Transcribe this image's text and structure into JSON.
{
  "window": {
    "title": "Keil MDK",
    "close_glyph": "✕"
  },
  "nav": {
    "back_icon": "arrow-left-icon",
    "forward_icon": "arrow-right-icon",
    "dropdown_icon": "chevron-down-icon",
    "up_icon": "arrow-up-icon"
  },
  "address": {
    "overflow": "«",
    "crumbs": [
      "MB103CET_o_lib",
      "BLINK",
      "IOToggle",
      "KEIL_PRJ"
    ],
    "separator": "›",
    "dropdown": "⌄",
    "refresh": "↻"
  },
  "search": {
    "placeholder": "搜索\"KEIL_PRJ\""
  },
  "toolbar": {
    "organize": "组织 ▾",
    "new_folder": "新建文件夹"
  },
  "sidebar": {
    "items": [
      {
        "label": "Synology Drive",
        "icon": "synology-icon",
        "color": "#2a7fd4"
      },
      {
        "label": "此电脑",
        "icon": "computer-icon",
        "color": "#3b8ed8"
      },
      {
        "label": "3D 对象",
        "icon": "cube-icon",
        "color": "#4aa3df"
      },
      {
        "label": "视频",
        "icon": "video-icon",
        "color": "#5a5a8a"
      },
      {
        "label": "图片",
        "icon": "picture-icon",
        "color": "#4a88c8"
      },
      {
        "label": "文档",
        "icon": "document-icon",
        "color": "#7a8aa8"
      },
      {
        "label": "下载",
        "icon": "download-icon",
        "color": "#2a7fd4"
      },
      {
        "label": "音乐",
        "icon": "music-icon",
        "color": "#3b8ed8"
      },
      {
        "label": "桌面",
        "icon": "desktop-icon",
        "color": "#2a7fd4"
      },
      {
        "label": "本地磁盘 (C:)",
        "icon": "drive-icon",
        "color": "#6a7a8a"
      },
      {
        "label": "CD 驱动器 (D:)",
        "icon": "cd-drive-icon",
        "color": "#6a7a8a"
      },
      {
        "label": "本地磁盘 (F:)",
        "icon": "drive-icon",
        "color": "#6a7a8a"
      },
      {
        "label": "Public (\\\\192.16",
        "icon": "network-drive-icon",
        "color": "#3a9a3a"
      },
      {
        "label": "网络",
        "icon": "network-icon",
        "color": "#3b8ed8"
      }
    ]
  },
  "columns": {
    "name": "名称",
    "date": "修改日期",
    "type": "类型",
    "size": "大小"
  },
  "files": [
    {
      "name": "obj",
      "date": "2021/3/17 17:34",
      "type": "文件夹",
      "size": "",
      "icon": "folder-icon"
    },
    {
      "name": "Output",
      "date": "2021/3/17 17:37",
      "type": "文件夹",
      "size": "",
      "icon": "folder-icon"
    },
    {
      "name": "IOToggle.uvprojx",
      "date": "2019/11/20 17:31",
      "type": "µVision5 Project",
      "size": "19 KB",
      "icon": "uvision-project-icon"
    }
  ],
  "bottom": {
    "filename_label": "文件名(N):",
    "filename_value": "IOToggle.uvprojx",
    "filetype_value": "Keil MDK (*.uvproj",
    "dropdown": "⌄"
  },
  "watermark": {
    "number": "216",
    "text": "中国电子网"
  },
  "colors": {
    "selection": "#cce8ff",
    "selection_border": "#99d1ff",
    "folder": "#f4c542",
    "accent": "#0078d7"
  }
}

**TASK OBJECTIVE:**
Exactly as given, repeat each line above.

**EXERCISE OUTPUT:**
Transcribe this image's text and structure into JSON.
{
  "window": {
    "title": "Keil MDK",
    "close_glyph": "✕"
  },
  "nav": {
    "back_icon": "arrow-left-icon",
    "forward_icon": "arrow-right-icon",
    "dropdown_icon": "chevron-down-icon",
    "up_icon": "arrow-up-icon"
  },
  "address": {
    "overflow": "«",
    "crumbs": [
      "MB103CET_o_lib",
      "BLINK",
      "IOToggle",
      "KEIL_PRJ"
    ],
    "separator": "›",
    "dropdown": "⌄",
    "refresh": "↻"
  },
  "search": {
    "placeholder": "搜索\"KEIL_PRJ\""
  },
  "toolbar": {
    "organize": "组织 ▾",
    "new_folder": "新建文件夹"
  },
  "sidebar": {
    "items": [
      {
        "label": "Synology Drive",
        "icon": "synology-icon",
        "color": "#2a7fd4"
      },
      {
        "label": "此电脑",
        "icon": "computer-icon",
        "color": "#3b8ed8"
      },
      {
        "label": "3D 对象",
        "icon": "cube-icon",
        "color": "#4aa3df"
      },
      {
        "label": "视频",
        "icon": "video-icon",
        "color": "#5a5a8a"
      },
      {
        "label": "图片",
        "icon": "picture-icon",
        "color": "#4a88c8"
      },
      {
        "label": "文档",
        "icon": "document-icon",
        "color": "#7a8aa8"
      },
      {
        "label": "下载",
        "icon": "download-icon",
        "color": "#2a7fd4"
      },
      {
        "label": "音乐",
        "icon": "music-icon",
        "color": "#3b8ed8"
      },
      {
        "label": "桌面",
        "icon": "desktop-icon",
        "color": "#2a7fd4"
      },
      {
        "label": "本地磁盘 (C:)",
        "icon": "drive-icon",
        "color": "#6a7a8a"
      },
      {
        "label": "CD 驱动器 (D:)",
        "icon": "cd-drive-icon",
        "color": "#6a7a8a"
      },
      {
        "label": "本地磁盘 (F:)",
        "icon": "drive-icon",
        "color": "#6a7a8a"
      },
      {
        "label": "Public (\\\\192.16",
        "icon": "network-drive-icon",
        "color": "#3a9a3a"
      },
      {
        "label": "网络",
        "icon": "network-icon",
        "color": "#3b8ed8"
      }
    ]
  },
  "columns": {
    "name": "名称",
    "date": "修改日期",
    "type": "类型",
    "size": "大小"
  },
  "files": [
    {
      "name": "obj",
      "date": "2021/3/17 17:34",
      "type": "文件夹",
      "size": "",
      "icon": "folder-icon"
    },
    {
      "name": "Output",
      "date": "2021/3/17 17:37",
      "type": "文件夹",
      "size": "",
      "icon": "folder-icon"
    },
    {
      "name": "IOToggle.uvprojx",
      "date": "2019/11/20 17:31",
      "type": "µVision5 Project",
      "size": "19 KB",
      "icon": "uvision-project-icon"
    }
  ],
  "bottom": {
    "filename_label": "文件名(N):",
    "filename_value": "IOToggle.uvprojx",
    "filetype_value": "Keil MDK (*.uvproj",
    "dropdown": "⌄"
  },
  "watermark": {
    "number": "216",
    "text": "中国电子网"
  },
  "colors": {
    "selection": "#cce8ff",
    "selection_border": "#99d1ff",
    "folder": "#f4c542",
    "accent": "#0078d7"
  }
}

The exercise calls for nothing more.